Why is a crankshaft not straight?

The internal combustion engine really is a remarkable thing. Little explosions take place over and over, firing pistons at remarkable rates to ultimately propel a vehicle forward. The crankshaft is a special engine part, and looks rather strange when not connected to the rest of the engine. So, here’s a common question people ask when first seeing one: Why is a crankshaft not straight?

This article will explain what the crankshaft does in an engine, why it has those parts that jut out in different directions, and what you should do if you think you might need crankshaft refurbishing services in KwaZulu-Natal.

What is a crank (and a shaft)?

A crank is a force mechanism, or a machine that is able to create force. In this case, a crank is a straight arm attached at a right angle to a central shaft that rotates. This rotation forces the arm into motion, essentially converting circular motion into reciprocating motion, or the other way around.

Crankshafts are generally made from steel, and are nestled below the cylinders. The shaft is the central core, or the backbone, of the engine. It has extending sections along the shaft that are positioned at varying degrees. The next section talks about what attaches to the crankshaft, and how the crankshaft makes the motor magic happen under the hood.

How the crankshaft works

Crankshafts feature crank pins, lined up to accommodate the pistons above. The cylinder-based pistons are connected to the crankshaft via connecting rods, or “conrods”. The “big end” of these rods are attached to the crankpins. These rotate along with the crankshaft (but at a wider circumference), allowing for the pistons above to bob up and down from Top Dead Centre to Bottom Dead Centre.

The rotation of the shaft is transferred through the flywheel and to the transmission. Without the unique rotating nature of the crankshaft, force cannot be converted into vehicular motion. It’s one of those essential components that make the whole engine system possible.
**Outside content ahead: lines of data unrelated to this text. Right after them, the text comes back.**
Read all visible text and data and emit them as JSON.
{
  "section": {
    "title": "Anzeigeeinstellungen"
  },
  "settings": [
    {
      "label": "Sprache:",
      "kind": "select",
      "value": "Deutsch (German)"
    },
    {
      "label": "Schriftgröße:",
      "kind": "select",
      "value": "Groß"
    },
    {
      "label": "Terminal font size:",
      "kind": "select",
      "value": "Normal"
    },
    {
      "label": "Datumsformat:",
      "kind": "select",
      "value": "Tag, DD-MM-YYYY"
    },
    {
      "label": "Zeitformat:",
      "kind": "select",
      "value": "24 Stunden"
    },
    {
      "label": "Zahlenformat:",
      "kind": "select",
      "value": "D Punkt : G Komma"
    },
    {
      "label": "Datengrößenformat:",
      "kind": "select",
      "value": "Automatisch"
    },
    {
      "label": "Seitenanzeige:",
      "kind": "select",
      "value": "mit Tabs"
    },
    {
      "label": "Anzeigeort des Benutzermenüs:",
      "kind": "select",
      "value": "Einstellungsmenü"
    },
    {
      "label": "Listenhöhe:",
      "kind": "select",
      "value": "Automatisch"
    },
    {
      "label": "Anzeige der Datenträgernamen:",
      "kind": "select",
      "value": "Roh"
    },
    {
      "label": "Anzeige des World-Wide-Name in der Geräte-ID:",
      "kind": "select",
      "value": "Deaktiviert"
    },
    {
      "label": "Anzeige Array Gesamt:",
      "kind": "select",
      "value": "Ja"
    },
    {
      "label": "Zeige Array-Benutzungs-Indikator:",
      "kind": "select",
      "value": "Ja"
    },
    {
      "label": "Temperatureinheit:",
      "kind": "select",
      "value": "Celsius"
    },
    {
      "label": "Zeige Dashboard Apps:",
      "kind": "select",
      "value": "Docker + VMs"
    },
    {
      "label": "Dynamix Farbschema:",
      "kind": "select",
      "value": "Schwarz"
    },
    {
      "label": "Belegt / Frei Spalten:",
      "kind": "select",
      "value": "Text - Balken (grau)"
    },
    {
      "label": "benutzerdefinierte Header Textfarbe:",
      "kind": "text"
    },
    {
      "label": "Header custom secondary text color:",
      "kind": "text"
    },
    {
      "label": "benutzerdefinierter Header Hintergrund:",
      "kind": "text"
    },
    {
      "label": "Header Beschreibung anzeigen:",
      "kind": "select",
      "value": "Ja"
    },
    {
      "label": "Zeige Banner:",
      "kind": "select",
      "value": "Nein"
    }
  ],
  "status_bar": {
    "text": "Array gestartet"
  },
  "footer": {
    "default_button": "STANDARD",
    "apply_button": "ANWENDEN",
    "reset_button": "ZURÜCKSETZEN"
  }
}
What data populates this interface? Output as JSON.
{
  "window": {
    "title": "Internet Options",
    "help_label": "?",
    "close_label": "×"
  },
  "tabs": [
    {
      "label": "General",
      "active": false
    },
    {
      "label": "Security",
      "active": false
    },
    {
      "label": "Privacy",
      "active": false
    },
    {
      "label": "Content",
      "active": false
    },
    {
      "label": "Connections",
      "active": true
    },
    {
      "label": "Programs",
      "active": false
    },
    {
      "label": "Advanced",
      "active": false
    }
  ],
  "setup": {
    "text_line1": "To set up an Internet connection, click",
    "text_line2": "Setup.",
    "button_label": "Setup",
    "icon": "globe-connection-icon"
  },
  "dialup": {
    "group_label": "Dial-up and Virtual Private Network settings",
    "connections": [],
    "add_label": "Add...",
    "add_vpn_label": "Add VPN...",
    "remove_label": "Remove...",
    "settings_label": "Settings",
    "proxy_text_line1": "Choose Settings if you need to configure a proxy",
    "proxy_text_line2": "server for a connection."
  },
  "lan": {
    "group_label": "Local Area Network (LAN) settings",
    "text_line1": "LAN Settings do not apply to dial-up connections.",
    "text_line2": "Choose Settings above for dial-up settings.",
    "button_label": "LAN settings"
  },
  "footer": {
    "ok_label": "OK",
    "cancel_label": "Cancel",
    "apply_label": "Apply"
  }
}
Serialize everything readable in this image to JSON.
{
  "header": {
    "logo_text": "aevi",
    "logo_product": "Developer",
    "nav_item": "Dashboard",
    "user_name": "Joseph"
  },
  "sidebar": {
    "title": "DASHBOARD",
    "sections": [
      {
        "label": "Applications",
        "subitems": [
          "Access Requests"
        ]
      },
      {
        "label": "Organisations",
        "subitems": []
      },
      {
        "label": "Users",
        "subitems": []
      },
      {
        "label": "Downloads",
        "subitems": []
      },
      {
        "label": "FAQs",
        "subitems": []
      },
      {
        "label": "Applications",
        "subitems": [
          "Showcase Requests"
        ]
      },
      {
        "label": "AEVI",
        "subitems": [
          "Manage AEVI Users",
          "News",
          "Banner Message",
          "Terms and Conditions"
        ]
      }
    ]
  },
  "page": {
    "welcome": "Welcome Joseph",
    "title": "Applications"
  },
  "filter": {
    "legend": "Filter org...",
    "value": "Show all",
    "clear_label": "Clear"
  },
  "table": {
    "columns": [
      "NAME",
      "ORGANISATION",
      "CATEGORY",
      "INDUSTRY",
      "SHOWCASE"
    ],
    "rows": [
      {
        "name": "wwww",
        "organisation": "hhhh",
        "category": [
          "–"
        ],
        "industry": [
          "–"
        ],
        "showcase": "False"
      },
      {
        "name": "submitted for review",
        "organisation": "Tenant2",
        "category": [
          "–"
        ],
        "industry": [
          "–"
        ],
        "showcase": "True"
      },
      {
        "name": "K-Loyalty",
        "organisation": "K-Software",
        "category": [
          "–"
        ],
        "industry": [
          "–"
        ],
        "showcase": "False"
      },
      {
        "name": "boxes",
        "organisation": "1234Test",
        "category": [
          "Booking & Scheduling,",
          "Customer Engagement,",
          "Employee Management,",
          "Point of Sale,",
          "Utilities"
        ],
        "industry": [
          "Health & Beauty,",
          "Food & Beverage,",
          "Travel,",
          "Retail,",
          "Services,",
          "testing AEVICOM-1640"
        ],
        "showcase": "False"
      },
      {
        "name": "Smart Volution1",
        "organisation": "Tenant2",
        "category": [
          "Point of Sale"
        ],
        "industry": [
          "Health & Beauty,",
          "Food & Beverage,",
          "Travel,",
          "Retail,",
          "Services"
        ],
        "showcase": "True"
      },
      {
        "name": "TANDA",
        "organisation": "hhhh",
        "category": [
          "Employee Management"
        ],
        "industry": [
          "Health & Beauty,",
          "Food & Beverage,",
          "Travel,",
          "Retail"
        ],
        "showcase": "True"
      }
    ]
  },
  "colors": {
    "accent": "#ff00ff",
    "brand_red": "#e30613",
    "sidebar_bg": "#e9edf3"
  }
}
One thing that would be difficult to do is to bend a crankshaft, but they can be worn down and damaged in other ways. When this happens, you’ll notice it immediately. Then it’s probably a good idea to call a crankshaft maintenance workshop.

Professional crankshaft repairs in KZN

Eagleharm Engineering is one of Durban’s longest-standing engine maintenance workshops, with over 50 years of engine mechanics experience. Our clients trust us with their valuable engine parts, which we meticulously clean and calibrate to factory specification. If you require your fleet of vehicles to remain in peak condition, planned engine maintenance – including critical crankshaft maintenance – is the way to ensure it.

Connect with Ryan or Todd Harmsworth to arrange a professional engine refurbishment in KwaZulu-Natal.